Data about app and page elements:
--- --- ---

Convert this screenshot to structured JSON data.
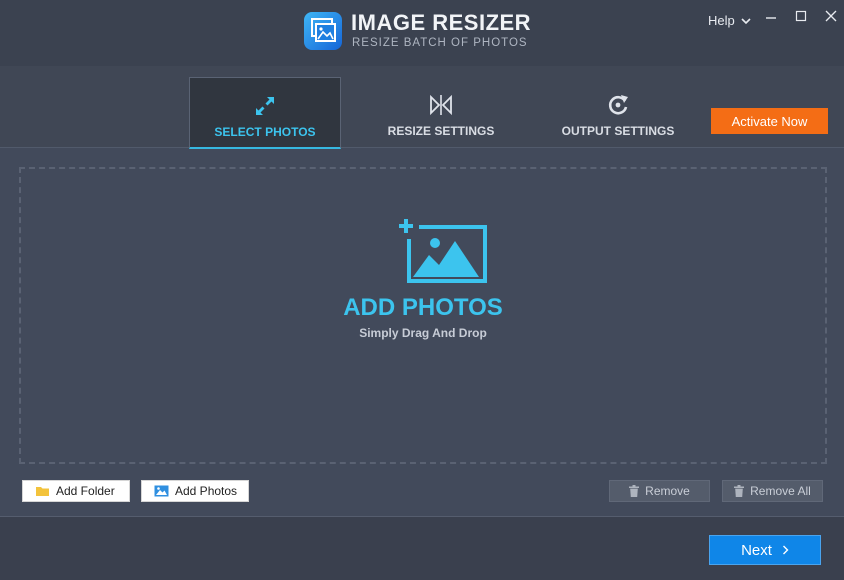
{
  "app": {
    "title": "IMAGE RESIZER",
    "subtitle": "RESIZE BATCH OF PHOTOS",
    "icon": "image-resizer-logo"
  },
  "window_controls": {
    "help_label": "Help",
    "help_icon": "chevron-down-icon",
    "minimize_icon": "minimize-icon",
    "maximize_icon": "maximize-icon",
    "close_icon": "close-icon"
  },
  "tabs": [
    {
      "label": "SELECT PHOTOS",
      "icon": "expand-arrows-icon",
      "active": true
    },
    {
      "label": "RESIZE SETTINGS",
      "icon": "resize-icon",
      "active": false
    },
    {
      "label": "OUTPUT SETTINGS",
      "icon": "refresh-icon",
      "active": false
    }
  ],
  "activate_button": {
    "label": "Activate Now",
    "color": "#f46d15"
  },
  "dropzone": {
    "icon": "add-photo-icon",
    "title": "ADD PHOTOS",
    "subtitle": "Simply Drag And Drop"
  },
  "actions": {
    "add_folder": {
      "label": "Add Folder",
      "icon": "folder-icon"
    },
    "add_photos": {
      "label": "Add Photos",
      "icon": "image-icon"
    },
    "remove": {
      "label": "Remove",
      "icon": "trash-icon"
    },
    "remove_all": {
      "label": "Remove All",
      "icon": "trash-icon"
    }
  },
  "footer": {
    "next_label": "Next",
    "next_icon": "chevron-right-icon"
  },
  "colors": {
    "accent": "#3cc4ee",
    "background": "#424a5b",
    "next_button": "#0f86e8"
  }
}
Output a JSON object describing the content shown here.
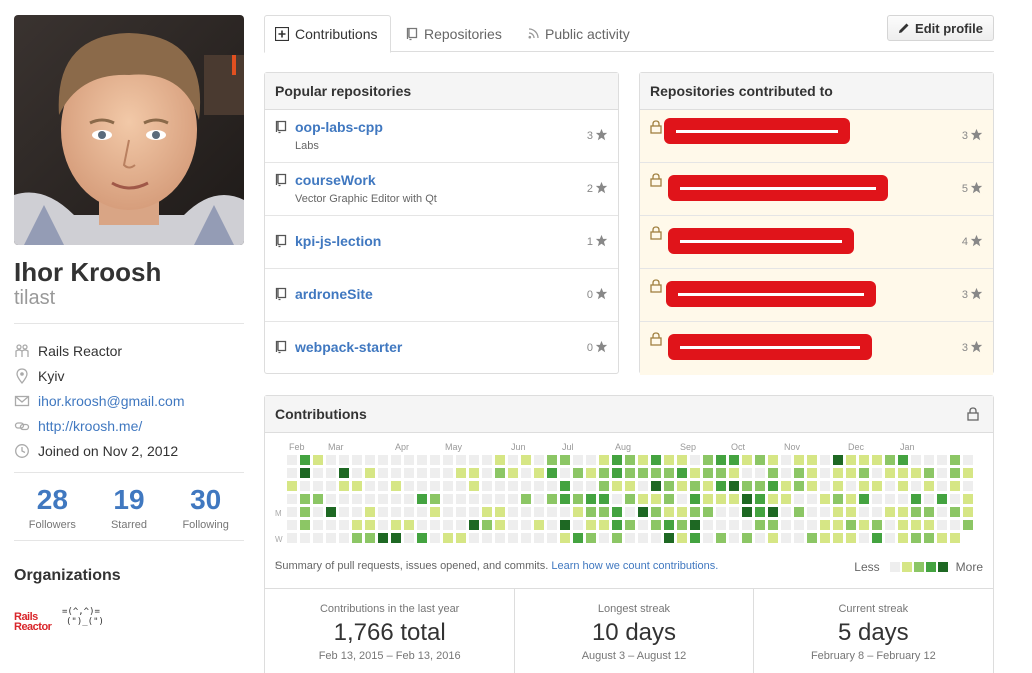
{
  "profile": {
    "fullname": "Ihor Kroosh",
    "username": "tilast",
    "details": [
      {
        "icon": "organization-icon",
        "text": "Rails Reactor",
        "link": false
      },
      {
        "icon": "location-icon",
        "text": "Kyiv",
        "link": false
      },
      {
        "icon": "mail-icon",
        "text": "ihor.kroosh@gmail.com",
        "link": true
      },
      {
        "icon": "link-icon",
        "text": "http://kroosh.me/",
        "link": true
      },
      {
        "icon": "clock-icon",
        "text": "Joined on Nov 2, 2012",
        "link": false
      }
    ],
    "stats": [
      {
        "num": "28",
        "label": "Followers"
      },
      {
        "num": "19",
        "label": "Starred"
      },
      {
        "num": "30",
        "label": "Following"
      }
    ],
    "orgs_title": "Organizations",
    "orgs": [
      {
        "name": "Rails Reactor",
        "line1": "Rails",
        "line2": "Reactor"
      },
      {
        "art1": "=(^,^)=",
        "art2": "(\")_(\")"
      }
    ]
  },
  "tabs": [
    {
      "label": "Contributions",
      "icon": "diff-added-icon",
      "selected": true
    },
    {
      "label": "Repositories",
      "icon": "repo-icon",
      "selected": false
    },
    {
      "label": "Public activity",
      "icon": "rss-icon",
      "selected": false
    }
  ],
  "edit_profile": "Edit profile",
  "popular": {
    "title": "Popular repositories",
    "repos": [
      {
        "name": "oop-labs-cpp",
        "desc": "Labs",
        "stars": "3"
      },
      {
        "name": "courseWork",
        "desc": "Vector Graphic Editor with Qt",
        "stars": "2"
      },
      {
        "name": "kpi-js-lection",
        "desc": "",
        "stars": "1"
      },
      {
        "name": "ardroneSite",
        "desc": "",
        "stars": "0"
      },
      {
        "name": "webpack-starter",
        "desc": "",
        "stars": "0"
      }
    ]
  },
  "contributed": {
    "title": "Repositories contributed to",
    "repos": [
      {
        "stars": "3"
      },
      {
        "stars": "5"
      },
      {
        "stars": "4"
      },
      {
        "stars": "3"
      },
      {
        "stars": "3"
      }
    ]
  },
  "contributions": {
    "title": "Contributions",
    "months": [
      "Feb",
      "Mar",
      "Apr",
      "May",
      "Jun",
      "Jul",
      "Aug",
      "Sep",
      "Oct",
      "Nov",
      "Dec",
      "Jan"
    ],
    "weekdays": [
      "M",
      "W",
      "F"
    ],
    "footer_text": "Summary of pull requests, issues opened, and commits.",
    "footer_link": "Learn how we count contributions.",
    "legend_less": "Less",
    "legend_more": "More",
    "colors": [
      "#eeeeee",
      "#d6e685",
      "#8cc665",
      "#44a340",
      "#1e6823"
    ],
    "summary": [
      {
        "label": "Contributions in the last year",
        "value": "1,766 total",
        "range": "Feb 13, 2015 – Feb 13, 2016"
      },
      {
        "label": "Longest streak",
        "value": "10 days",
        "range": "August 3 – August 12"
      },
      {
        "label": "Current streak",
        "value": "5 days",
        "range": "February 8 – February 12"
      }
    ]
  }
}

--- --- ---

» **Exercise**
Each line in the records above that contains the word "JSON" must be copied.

» **Written answer**
Convert this screenshot to structured JSON data.
Output a JSON object describing the content shown here.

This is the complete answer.